Finding God in Tragedy
by Linda Shortridge
In March of 2014, my phone rang, breaking the stillness of the early morning. My father screamed my name over and over, intense sorrow filled my ear. Finally he could say, “It’s your brother.” I naively said, “Dad, we can fix it. What is wrong?” Dad finally mouthed the horrible words, “Your brother is dead. He killed himself this morning.” I remember collapsing and sliding down the stairs. My husband woke and tried to comfort me in the devastating realization that my only sibling had just ended his life. Tragically, the problem with my brother was past fixing.
Panic, then grief, dominated my mind. I felt the turmoil would increase until my brain exploded. As I drove through a late season snowstorm to my Dad’s, I felt the pain and confusion would grow until everything else was forced out of my life. Suddenly, I heard a still, small voice whispered into my confusion. “You tried to reach Paul. He would not respond, but you did all you could. You must not carry the guilt of his choice.” God’s voice whispered in my soul and gave me words that would center my faith in the process of grieving and turmoil caused by suicide.
My husband put together the funeral and chose “It Is Well” for a hymn. It seemed, at the time, a tortuous and twisted choice. How can it ever be well? My thoughts alternated between sorrow, anger, guilt, fear, and total confusion. Nothing seemed well, and it seemed like it never could be again. Anger welled up and I shouted at my husband, “It is not well with my soul! I never want to hear that song again. Not at the funeral or ever!”
Survivors of suicide face a unique blend of sorrow and pain compounded by alternating between loss of a person and hatred of the same person for causing the loss. In addition to this loss, other areas of challenge had already nearly pushed me the edge.
The church we planted ten years earlier was disintegrating around us through the betrayal of dear friends. It seemed like it was following the same path as my brother. Shortly after my brother’s suicide, I reached the place of total hopelessness. Devastation and numbness overwhelmed me, the church adding to my helpless hurting. I hurt for my mom and dad, my dead brother, and for a church family that seemed intent on killing its members. It seemed like the enemy had won and no help could be found. God seemed occupied with other things or worse, uncaring. I went to church since it was my job, but I had to hide alone in a room to keep from losing it in front of the people I was paid to lead in faith.
Even though He seemed to not even care to answer, all I could say to God was, “Why?” This time, however, I heard His reply to my “Why?” “What if?” He seemed to say. “What if what?” I responded. God’s simple reply whispered, “What if this is how I choose to build my church?” I said without thinking, “Then I suppose it is well with my soul.”

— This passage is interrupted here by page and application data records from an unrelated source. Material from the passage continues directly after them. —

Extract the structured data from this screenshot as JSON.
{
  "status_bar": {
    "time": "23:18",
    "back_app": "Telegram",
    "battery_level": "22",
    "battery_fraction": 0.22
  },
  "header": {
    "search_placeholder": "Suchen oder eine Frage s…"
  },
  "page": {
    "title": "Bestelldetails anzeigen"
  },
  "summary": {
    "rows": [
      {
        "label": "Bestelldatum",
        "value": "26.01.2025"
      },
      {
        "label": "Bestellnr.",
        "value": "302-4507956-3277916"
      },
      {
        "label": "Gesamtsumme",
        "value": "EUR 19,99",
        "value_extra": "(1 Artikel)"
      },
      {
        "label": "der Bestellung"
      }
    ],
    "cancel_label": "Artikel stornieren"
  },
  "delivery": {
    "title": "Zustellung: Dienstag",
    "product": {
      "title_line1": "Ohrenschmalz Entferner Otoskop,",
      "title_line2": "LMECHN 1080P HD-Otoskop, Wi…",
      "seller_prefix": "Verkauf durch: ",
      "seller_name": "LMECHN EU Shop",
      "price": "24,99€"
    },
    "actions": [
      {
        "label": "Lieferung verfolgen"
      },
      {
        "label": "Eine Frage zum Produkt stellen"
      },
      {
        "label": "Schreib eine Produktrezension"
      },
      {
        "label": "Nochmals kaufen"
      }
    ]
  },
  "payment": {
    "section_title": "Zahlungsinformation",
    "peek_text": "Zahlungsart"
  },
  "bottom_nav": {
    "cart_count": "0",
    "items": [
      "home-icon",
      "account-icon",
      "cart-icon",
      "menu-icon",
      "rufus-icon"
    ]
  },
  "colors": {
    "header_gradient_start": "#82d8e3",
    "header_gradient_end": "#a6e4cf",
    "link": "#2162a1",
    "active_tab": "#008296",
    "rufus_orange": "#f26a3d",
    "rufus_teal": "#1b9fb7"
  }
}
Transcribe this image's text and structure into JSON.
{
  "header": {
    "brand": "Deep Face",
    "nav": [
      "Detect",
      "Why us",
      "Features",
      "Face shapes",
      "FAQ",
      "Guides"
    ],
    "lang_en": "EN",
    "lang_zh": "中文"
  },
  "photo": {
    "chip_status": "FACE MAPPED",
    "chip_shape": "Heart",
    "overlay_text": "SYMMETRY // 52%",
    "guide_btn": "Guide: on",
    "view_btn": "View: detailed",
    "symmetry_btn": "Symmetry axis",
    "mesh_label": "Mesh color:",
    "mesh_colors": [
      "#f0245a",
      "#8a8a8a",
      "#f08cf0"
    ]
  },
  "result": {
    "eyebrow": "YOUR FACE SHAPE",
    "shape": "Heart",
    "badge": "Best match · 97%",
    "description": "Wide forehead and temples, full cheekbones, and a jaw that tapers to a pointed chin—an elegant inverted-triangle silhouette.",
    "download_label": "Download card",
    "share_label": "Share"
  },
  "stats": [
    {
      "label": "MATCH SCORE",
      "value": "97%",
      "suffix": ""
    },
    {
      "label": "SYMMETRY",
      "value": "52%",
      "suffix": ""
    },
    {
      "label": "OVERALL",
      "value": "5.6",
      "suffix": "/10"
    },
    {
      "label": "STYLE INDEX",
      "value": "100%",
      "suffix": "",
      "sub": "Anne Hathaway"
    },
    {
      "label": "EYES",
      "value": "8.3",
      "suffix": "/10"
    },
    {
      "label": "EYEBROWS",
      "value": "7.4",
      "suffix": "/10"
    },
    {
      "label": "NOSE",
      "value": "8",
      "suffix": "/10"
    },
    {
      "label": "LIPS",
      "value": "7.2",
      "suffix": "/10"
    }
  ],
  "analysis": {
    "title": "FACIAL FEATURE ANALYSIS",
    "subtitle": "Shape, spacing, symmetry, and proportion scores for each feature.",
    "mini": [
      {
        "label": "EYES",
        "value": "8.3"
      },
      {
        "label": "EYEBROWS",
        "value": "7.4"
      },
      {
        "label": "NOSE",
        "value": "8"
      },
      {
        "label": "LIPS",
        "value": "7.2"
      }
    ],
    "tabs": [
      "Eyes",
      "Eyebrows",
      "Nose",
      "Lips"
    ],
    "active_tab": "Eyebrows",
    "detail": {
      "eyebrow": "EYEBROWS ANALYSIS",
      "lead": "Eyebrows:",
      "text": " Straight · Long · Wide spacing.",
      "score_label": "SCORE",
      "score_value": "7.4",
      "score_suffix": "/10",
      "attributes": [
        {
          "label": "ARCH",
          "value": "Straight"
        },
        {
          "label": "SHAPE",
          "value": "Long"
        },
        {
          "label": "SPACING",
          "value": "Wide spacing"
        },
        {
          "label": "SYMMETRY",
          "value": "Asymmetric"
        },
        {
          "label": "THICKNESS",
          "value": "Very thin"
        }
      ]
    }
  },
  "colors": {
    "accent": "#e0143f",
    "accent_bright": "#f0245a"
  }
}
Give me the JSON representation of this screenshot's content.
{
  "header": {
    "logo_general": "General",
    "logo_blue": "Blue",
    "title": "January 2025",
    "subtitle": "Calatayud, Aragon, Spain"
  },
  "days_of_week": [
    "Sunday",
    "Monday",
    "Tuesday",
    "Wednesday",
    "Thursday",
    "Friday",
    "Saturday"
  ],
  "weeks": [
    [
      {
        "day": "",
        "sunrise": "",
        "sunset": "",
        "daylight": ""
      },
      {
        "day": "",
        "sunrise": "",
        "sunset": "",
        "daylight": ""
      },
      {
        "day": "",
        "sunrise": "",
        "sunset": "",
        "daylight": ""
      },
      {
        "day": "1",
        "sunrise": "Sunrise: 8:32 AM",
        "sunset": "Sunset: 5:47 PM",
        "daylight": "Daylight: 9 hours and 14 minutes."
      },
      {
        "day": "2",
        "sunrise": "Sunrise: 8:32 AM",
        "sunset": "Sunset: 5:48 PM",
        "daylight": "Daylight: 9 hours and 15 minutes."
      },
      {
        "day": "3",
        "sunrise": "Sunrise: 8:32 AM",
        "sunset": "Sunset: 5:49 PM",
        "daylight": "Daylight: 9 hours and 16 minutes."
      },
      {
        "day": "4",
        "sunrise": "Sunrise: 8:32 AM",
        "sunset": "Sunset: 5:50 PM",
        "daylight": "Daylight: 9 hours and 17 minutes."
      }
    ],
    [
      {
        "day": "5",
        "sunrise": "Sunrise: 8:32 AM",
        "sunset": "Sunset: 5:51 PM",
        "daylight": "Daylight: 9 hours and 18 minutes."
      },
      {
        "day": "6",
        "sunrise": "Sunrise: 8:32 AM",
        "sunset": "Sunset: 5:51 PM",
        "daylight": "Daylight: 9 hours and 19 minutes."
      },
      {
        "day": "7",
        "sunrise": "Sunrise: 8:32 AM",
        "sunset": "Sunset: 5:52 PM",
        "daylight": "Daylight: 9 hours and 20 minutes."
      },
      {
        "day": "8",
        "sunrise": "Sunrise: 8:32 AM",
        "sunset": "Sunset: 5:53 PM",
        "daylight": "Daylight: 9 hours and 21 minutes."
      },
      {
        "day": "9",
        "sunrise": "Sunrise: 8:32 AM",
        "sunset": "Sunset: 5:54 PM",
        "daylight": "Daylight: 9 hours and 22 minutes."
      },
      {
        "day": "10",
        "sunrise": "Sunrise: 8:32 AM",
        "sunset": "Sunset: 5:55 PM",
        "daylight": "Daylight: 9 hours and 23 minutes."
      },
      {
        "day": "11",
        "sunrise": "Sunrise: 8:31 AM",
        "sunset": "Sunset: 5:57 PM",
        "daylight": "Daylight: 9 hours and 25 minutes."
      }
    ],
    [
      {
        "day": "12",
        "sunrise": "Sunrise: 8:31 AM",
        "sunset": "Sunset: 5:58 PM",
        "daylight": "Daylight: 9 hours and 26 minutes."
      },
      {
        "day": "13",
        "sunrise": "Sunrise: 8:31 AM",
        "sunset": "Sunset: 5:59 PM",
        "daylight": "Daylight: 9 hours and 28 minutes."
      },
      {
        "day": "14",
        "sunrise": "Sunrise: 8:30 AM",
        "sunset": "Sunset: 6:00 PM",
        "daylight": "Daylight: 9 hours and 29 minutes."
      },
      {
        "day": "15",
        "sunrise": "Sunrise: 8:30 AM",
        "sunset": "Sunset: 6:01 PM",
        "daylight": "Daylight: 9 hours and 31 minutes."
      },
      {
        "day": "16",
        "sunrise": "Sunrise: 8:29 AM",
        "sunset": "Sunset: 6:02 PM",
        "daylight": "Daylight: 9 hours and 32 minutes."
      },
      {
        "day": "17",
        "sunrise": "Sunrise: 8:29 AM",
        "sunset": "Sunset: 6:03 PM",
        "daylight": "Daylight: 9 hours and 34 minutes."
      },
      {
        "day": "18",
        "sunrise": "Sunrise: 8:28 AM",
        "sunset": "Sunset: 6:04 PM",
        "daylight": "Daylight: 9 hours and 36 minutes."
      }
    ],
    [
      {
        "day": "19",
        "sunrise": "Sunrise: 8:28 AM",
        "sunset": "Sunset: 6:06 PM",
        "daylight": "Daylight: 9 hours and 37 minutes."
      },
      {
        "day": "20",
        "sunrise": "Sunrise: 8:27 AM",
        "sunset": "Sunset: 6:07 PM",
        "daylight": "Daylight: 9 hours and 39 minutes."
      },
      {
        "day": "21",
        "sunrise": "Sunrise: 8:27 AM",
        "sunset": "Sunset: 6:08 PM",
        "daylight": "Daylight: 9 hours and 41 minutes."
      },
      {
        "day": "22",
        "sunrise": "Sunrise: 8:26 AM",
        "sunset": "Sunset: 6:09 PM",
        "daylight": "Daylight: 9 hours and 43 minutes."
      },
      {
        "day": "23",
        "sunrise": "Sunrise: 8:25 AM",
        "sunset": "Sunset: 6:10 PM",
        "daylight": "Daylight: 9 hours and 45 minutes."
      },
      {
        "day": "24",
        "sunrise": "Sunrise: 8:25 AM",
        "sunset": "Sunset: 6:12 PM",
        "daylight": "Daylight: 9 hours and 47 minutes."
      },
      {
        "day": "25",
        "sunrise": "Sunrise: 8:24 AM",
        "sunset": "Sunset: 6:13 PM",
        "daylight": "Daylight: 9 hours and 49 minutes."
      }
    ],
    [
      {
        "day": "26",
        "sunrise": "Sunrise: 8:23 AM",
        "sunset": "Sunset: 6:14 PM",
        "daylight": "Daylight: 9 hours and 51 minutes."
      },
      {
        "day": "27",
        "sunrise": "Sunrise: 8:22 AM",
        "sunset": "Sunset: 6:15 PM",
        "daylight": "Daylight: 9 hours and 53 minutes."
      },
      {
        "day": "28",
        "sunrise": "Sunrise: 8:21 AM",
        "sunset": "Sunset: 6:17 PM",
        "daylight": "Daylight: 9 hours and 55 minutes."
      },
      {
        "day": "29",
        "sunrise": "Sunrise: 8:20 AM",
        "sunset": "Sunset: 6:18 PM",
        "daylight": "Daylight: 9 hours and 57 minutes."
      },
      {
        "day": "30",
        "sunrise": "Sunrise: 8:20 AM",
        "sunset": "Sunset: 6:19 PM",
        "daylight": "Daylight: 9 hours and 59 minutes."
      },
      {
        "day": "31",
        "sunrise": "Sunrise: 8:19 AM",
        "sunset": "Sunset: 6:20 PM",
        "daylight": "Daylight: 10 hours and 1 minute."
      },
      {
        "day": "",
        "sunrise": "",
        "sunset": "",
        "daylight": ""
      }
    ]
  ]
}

God does speak in tragedy. He comforts through focusing our pain on a purpose standing just past our understanding. Since that day, God has built a beautiful church family and has used the tragedy of suicide to build beauty within me as well. Sorrow comes, and the assurance that it will be well allows us to proclaim wellness today.